Heavy metal fans are the most patient of all music lovers – putting classical music buffs who turn stroppy with stewards after just 32 minutes of queuing to shame
- Virgin Media O2 asked 2,000 UK adults when they become cross about queues
- It found that dance music fans are the second most relaxed with 42 minutes
They may not be famous for their restraint, but a poll has found that heavy metal fans are the most patient of all music lovers, putting classical music buffs to shame.
Followers of bands such as Iron Maiden show commendable understanding when faced with delays in getting into concerts, accepting a 46-minute wait calmly. Those who prefer the likes of Beethoven turn stroppy with stewards after just 32.

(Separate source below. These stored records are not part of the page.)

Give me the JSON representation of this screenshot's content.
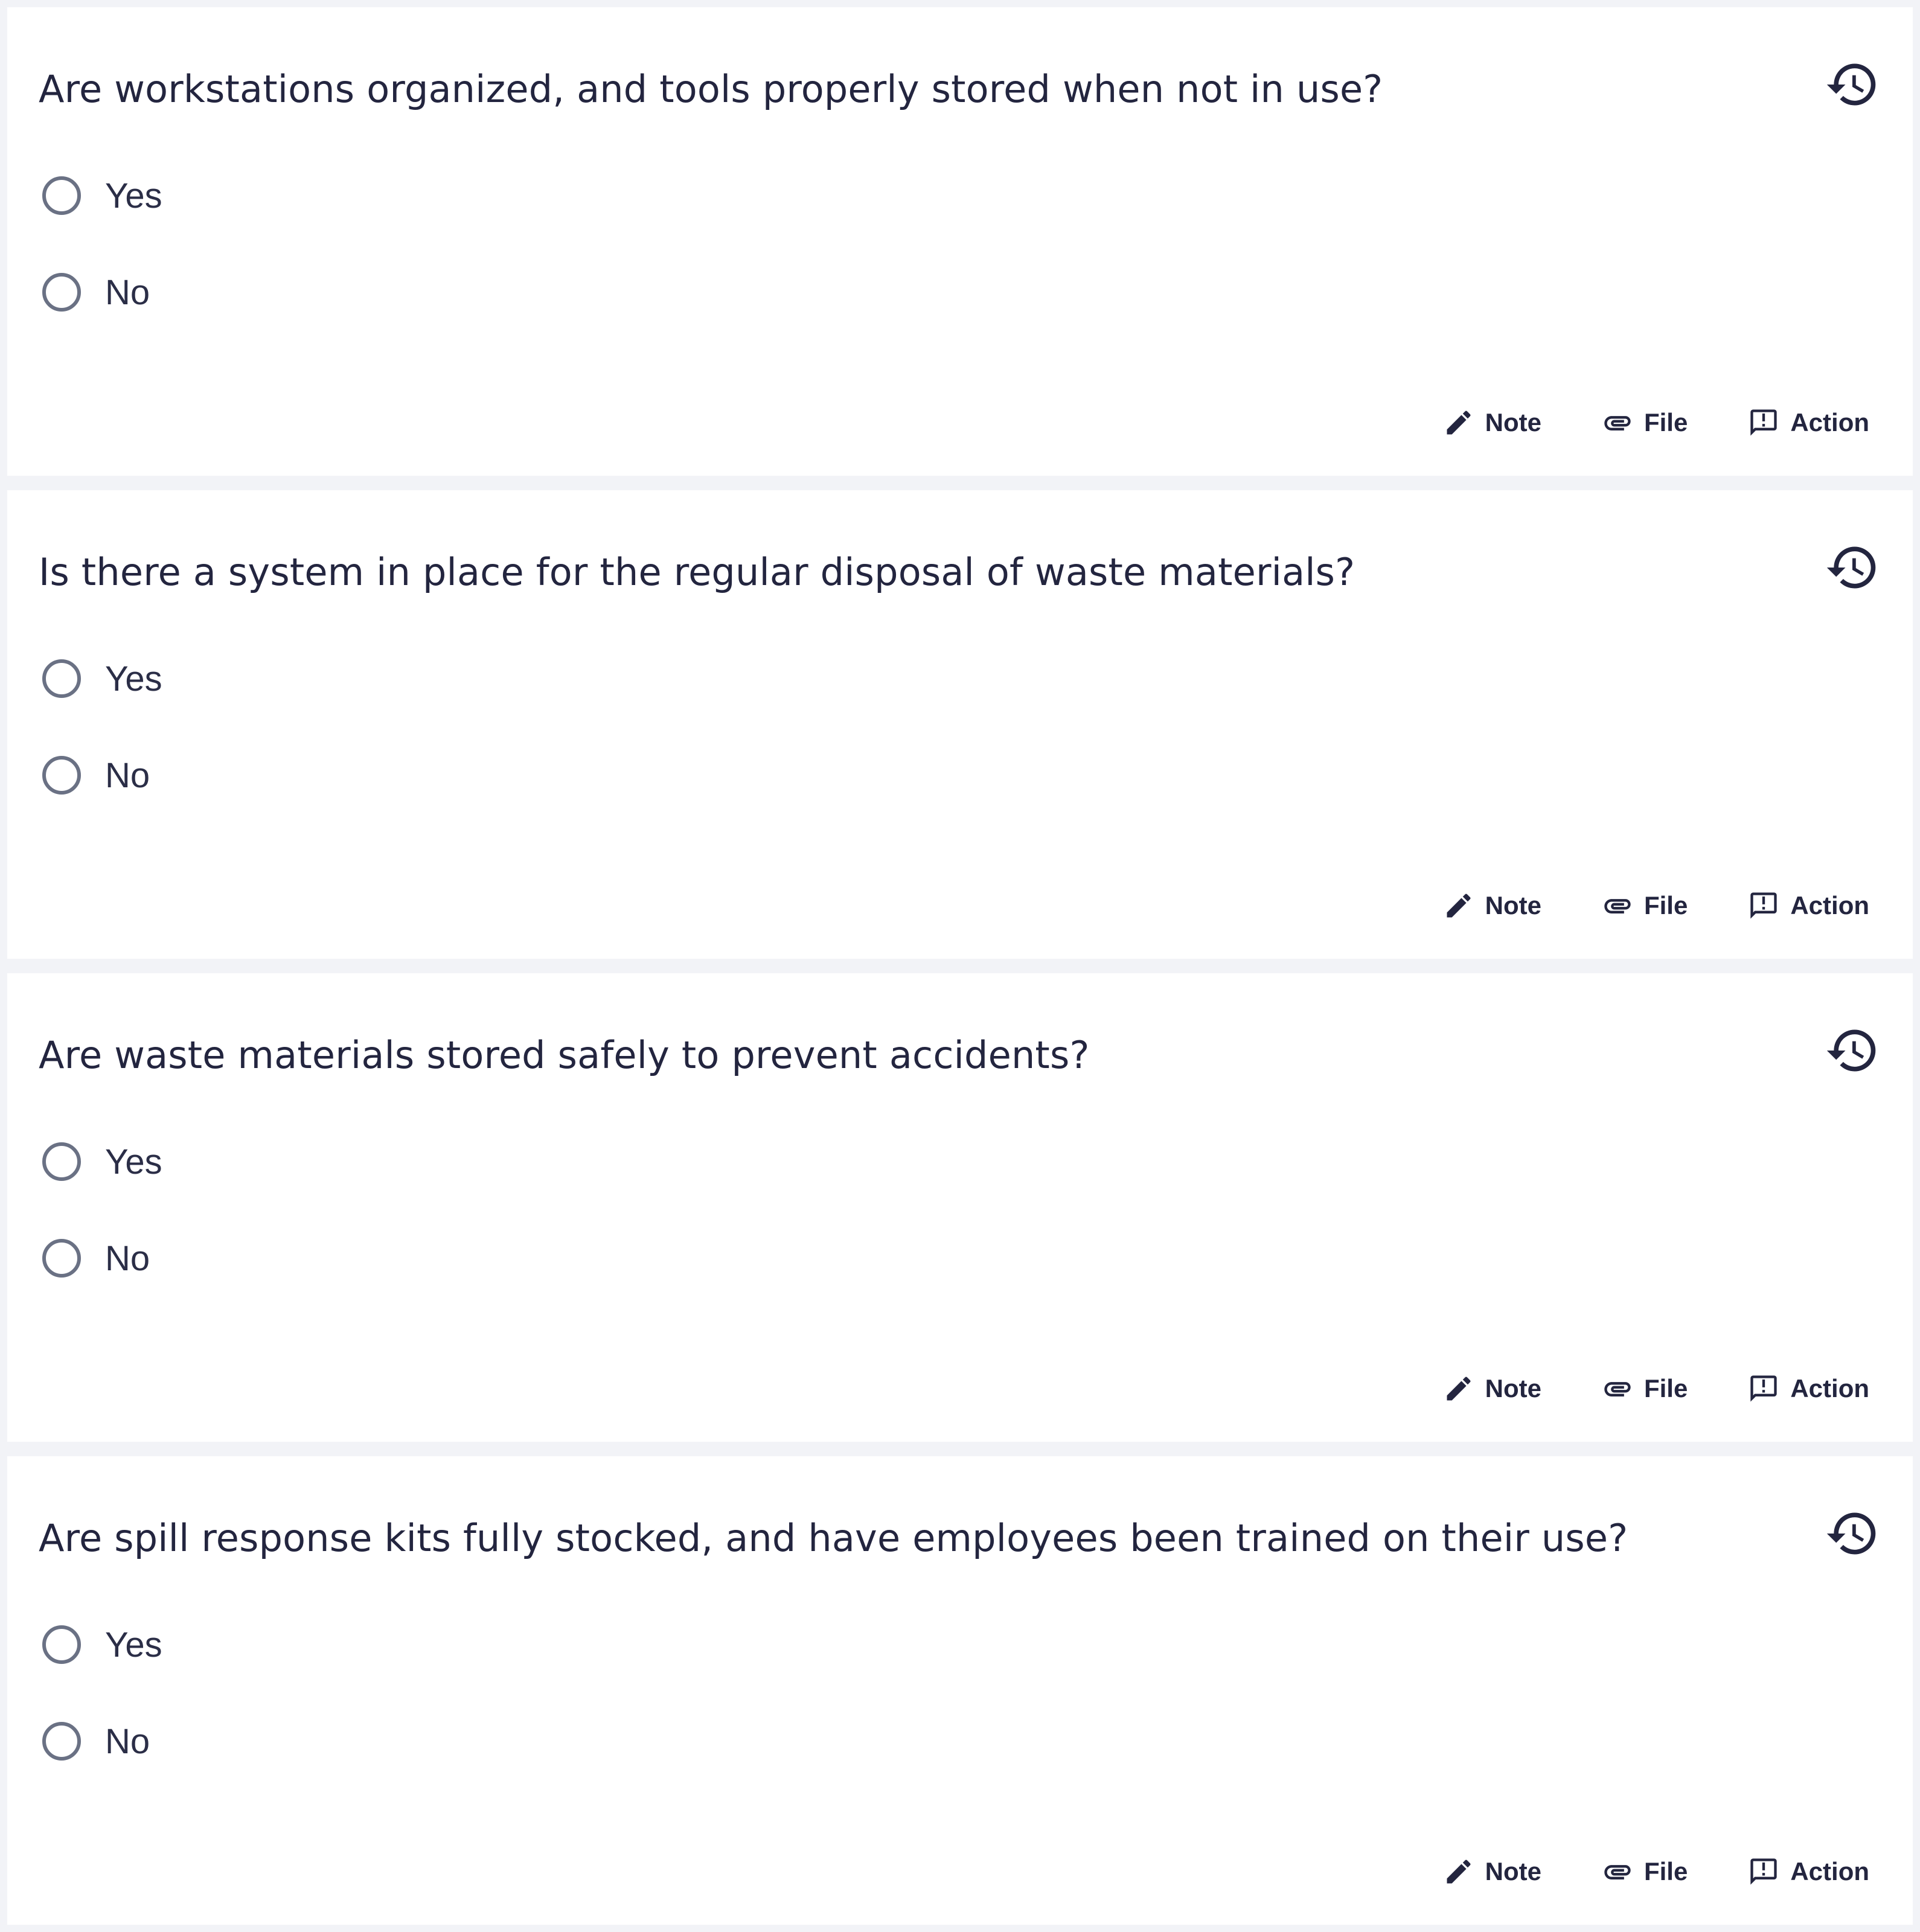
{
  "questions": [
    {
      "text": "Are workstations organized, and tools properly stored when not in use?",
      "options": [
        "Yes",
        "No"
      ],
      "actions": {
        "note": "Note",
        "file": "File",
        "action": "Action"
      }
    },
    {
      "text": "Is there a system in place for the regular disposal of waste materials?",
      "options": [
        "Yes",
        "No"
      ],
      "actions": {
        "note": "Note",
        "file": "File",
        "action": "Action"
      }
    },
    {
      "text": "Are waste materials stored safely to prevent accidents?",
      "options": [
        "Yes",
        "No"
      ],
      "actions": {
        "note": "Note",
        "file": "File",
        "action": "Action"
      }
    },
    {
      "text": "Are spill response kits fully stocked, and have employees been trained on their use?",
      "options": [
        "Yes",
        "No"
      ],
      "actions": {
        "note": "Note",
        "file": "File",
        "action": "Action"
      }
    }
  ],
  "icons": {
    "history": "history-icon",
    "note": "pencil-icon",
    "file": "paperclip-icon",
    "action": "feedback-icon"
  },
  "colors": {
    "page_background": "#f2f3f7",
    "card_background": "#ffffff",
    "text": "#23253f",
    "radio_border": "#6a7184"
  }
}
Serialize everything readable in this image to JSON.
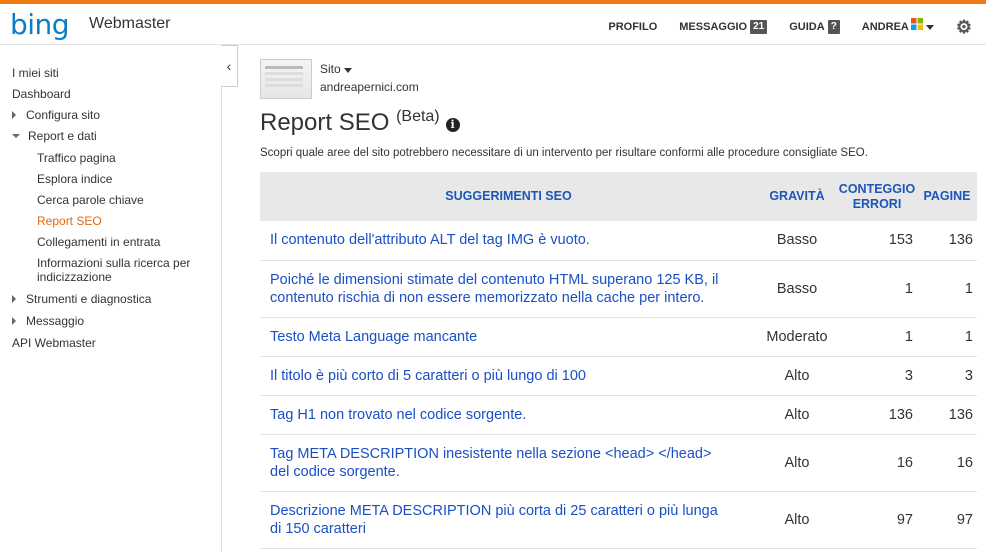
{
  "header": {
    "logo_text": "bing",
    "product": "Webmaster",
    "nav": {
      "profilo": "PROFILO",
      "messaggio": "MESSAGGIO",
      "messaggio_count": "21",
      "guida": "GUIDA",
      "guida_badge": "?",
      "user": "ANDREA"
    }
  },
  "sidebar": {
    "items": [
      {
        "label": "I miei siti"
      },
      {
        "label": "Dashboard"
      },
      {
        "label": "Configura sito"
      },
      {
        "label": "Report e dati"
      },
      {
        "label": "Traffico pagina"
      },
      {
        "label": "Esplora indice"
      },
      {
        "label": "Cerca parole chiave"
      },
      {
        "label": "Report SEO"
      },
      {
        "label": "Collegamenti in entrata"
      },
      {
        "label": "Informazioni sulla ricerca per"
      },
      {
        "label": "indicizzazione"
      },
      {
        "label": "Strumenti e diagnostica"
      },
      {
        "label": "Messaggio"
      },
      {
        "label": "API Webmaster"
      }
    ]
  },
  "main": {
    "site_label": "Sito",
    "site_url": "andreapernici.com",
    "title": "Report SEO",
    "title_badge": "(Beta)",
    "description": "Scopri quale aree del sito potrebbero necessitare di un intervento per risultare conformi alle procedure consigliate SEO.",
    "table": {
      "headers": {
        "suggerimenti": "SUGGERIMENTI SEO",
        "gravita": "GRAVITÀ",
        "conteggio_1": "CONTEGGIO",
        "conteggio_2": "ERRORI",
        "pagine": "PAGINE"
      },
      "rows": [
        {
          "l1": "Il contenuto dell'attributo ALT del tag IMG è vuoto.",
          "l2": "",
          "gravita": "Basso",
          "errori": "153",
          "pagine": "136"
        },
        {
          "l1": "Poiché le dimensioni stimate del contenuto HTML superano 125 KB, il",
          "l2": "contenuto rischia di non essere memorizzato nella cache per intero.",
          "gravita": "Basso",
          "errori": "1",
          "pagine": "1"
        },
        {
          "l1": "Testo Meta Language mancante",
          "l2": "",
          "gravita": "Moderato",
          "errori": "1",
          "pagine": "1"
        },
        {
          "l1": "Il titolo è più corto di 5 caratteri o più lungo di 100",
          "l2": "",
          "gravita": "Alto",
          "errori": "3",
          "pagine": "3"
        },
        {
          "l1": "Tag H1 non trovato nel codice sorgente.",
          "l2": "",
          "gravita": "Alto",
          "errori": "136",
          "pagine": "136"
        },
        {
          "l1": "Tag META DESCRIPTION inesistente nella sezione <head> </head>",
          "l2": "del codice sorgente.",
          "gravita": "Alto",
          "errori": "16",
          "pagine": "16"
        },
        {
          "l1": "Descrizione META DESCRIPTION più corta di 25 caratteri o più lunga",
          "l2": "di 150 caratteri",
          "gravita": "Alto",
          "errori": "97",
          "pagine": "97"
        }
      ]
    }
  },
  "colors": {
    "accent_orange": "#f07a16",
    "link_blue": "#1a4fc6",
    "logo_blue": "#0a7fc4",
    "active_nav": "#e2680f"
  }
}
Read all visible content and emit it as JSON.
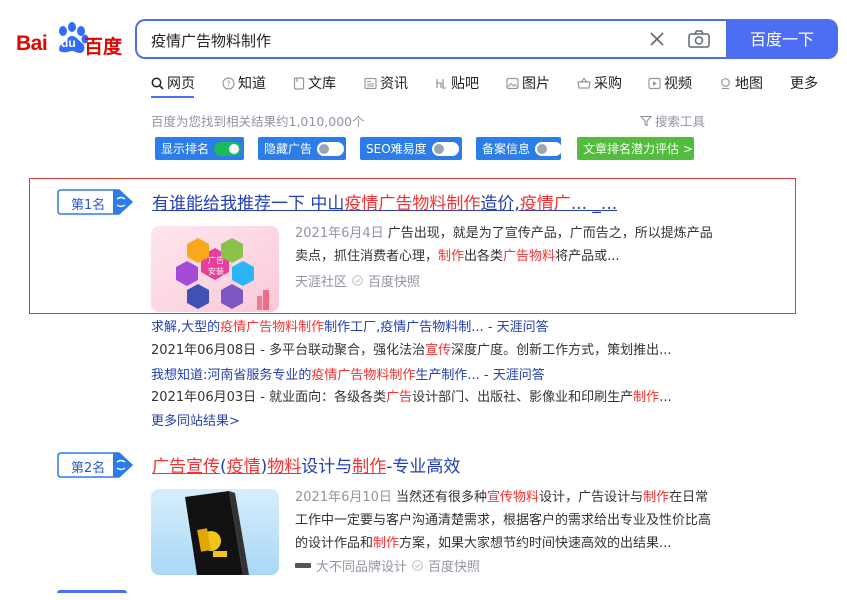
{
  "logo": {
    "bai": "Bai",
    "du": "du",
    "cn": "百度"
  },
  "search": {
    "query": "疫情广告物料制作",
    "button_label": "百度一下"
  },
  "tabs": [
    {
      "label": "网页",
      "icon": "search-icon",
      "active": true
    },
    {
      "label": "知道",
      "icon": "question-icon"
    },
    {
      "label": "文库",
      "icon": "document-icon"
    },
    {
      "label": "资讯",
      "icon": "news-icon"
    },
    {
      "label": "贴吧",
      "icon": "tieba-icon"
    },
    {
      "label": "图片",
      "icon": "image-icon"
    },
    {
      "label": "采购",
      "icon": "purchase-icon"
    },
    {
      "label": "视频",
      "icon": "video-icon"
    },
    {
      "label": "地图",
      "icon": "map-icon"
    },
    {
      "label": "更多",
      "icon": ""
    }
  ],
  "results_meta": {
    "count_text": "百度为您找到相关结果约1,010,000个",
    "search_tools": "搜索工具"
  },
  "plugins": [
    {
      "label": "显示排名",
      "state": "on"
    },
    {
      "label": "隐藏广告",
      "state": "off"
    },
    {
      "label": "SEO难易度",
      "state": "off"
    },
    {
      "label": "备案信息",
      "state": "off"
    },
    {
      "label": "文章排名潜力评估 >",
      "state": "none"
    }
  ],
  "colors": {
    "brand_blue": "#4e6ef2",
    "link_blue": "#2440b3",
    "highlight_red": "#f73131",
    "meta_gray": "#9195a3",
    "toggle_green": "#1cb95a",
    "chip_blue": "#2b7de9",
    "chip_green": "#52bd3d"
  },
  "result1": {
    "rank": "第1名",
    "title_pre": "有谁能给我推荐一下 中山",
    "title_hl": "疫情广告物料制作",
    "title_mid": "造价,",
    "title_hl2": "疫情广",
    "title_post": "... _...",
    "date": "2021年6月4日",
    "desc_1": " 广告出现，就是为了宣传产品，广而告之，所以提炼产品",
    "desc_2": "卖点，抓住消费者心理，",
    "desc_hl1": "制作",
    "desc_3": "出各类",
    "desc_hl2": "广告物料",
    "desc_4": "将产品或...",
    "source": "天涯社区",
    "snapshot": "百度快照",
    "thumb_labels": [
      "广告",
      "安装"
    ],
    "sub": [
      {
        "pre": "求解,大型的",
        "hl": "疫情广告物料制作",
        "post": "制作工厂,疫情广告物料制... - 天涯问答",
        "date": "2021年06月08日",
        "d_pre": " - 多平台联动聚合，强化法治",
        "d_hl": "宣传",
        "d_post": "深度广度。创新工作方式，策划推出..."
      },
      {
        "pre": "我想知道:河南省服务专业的",
        "hl": "疫情广告物料制作",
        "post": "生产制作... - 天涯问答",
        "date": "2021年06月03日",
        "d_pre": " - 就业面向：各级各类",
        "d_hl": "广告",
        "d_mid": "设计部门、出版社、影像业和印刷生产",
        "d_hl2": "制作",
        "d_post": "..."
      }
    ],
    "more_site": "更多同站结果>"
  },
  "result2": {
    "rank": "第2名",
    "t1": "广告宣传",
    "t2": "(",
    "t3": "疫情",
    "t4": ")",
    "t5": "物料",
    "t6": "设计与",
    "t7": "制作",
    "t8": "-专业高效",
    "date": "2021年6月10日",
    "d1": " 当然还有很多种",
    "d_hl1": "宣传物料",
    "d2": "设计，广告设计与",
    "d_hl2": "制作",
    "d3": "在日常",
    "d4": "工作中一定要与客户沟通清楚需求，根据客户的需求给出专业及性价比高",
    "d5": "的设计作品和",
    "d_hl3": "制作",
    "d6": "方案，如果大家想节约时间快速高效的出结果...",
    "source": "大不同品牌设计",
    "snapshot": "百度快照"
  }
}
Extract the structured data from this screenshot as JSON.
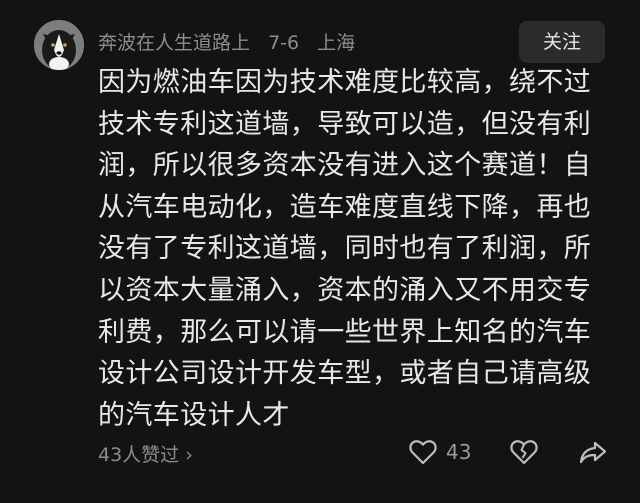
{
  "post": {
    "username": "奔波在人生道路上",
    "date": "7-6",
    "location": "上海",
    "follow_label": "关注",
    "avatar_icon": "dog-avatar",
    "content": "因为燃油车因为技术难度比较高，绕不过技术专利这道墙，导致可以造，但没有利润，所以很多资本没有进入这个赛道！自从汽车电动化，造车难度直线下降，再也没有了专利这道墙，同时也有了利润，所以资本大量涌入，资本的涌入又不用交专利费，那么可以请一些世界上知名的汽车设计公司设计开发车型，或者自己请高级的汽车设计人才"
  },
  "footer": {
    "liked_by_text": "43人赞过",
    "liked_by_chevron": "›",
    "like_count": "43",
    "like_icon": "heart-icon",
    "dislike_icon": "broken-heart-icon",
    "share_icon": "share-icon"
  }
}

Mobile network Virgin Media O2 asked 2,000 UK adults what concerts they go to and how soon they become cross about queues.
It found that dance music fans are the second most relaxed – 42 minutes before getting upset –followed by rock fans on 40 minutes; rhythm and blues and pop fans on 35; and soul fans on 33.
Classical aficionados were beaten for grumpiness only by rap and country enthusiasts on 31 – and, tetchiest of all, house fans on 30.
Followers of bands such as Iron Maiden show commendable understanding when faced with delays in getting into concerts, accepting a 46-minute wait calmly (stock image)
It found that dance music fans are the second most relaxed – 42 minutes before getting upset –followed by rock fans on 40 minutes (stock image)
A Virgin spokesman said: ‘While we’re thought of as a nation who love to queue, it seems that standing in line for a live event can put a dampener on the experience.’
The study found that 36 minutes was ‘breaking point’ for the majority of Brits.
It was pin-pointed as the ‘snapping point’ when the benefits of leaving the queue outweighed the reason for queuing up in the first place.
Researchers found that leaving a queue, despite not getting what you wanted – like tickets to a gig, a fairground ride or entry to a zoo or museum – gave a ‘sense of relief’ to many.
They found that rather than seething with anger at not getting what they were standing in line for, six-in-ten Brits said ‘walking away’ was ‘calming’.
Asked to reveal if they ‘loved a good queue’, the study found that 54% of those quizzed actually said they ‘enjoyed queuing’, with just 46% saying they ‘dreaded it’.
Asked what the ‘worst thing’ about queuing up was, 48% said they were worried they’d need the loo, with 43% saying they hated not knowing how long the queue would last.
Paul Taylor, 49, of Charlton, south London, said he once queued up for Wimbledon tickets for 24 hours.
He said: ‘I really wanted to see Pete Sampras in 2000 and queued up overnight for tickets.
‘It was probably the worst night of my life – it rained and I hadn’t brought a tent or even a jacket and I got soaked through.
‘I ended up seeing him win, so I suppose it was worth it – but only just.’
He said that if he saw a queue now, he just about-turned, adding: ‘That day in 2000 really put me off queuing for life – never again!’
A spokesman for Virgin Media O2 said this week: ‘Our study showed that people are willing to queue for an average of 36 minutes.
‘Despite the global stereotype of Brits loving to queue, our survey reveals that 46% say they hate it.’
Gareth Turpin, of Virgin Media O2, said: ‘While we’re typically thought of as a nation who love to queue, it seems standing in line can put a dampener on the whole experience.’
O2 is tackling the impatience of the nation by offering fast track entry for Priority members and up to three friends at The O2 and O2 Academy venues around the country, via the Priority app.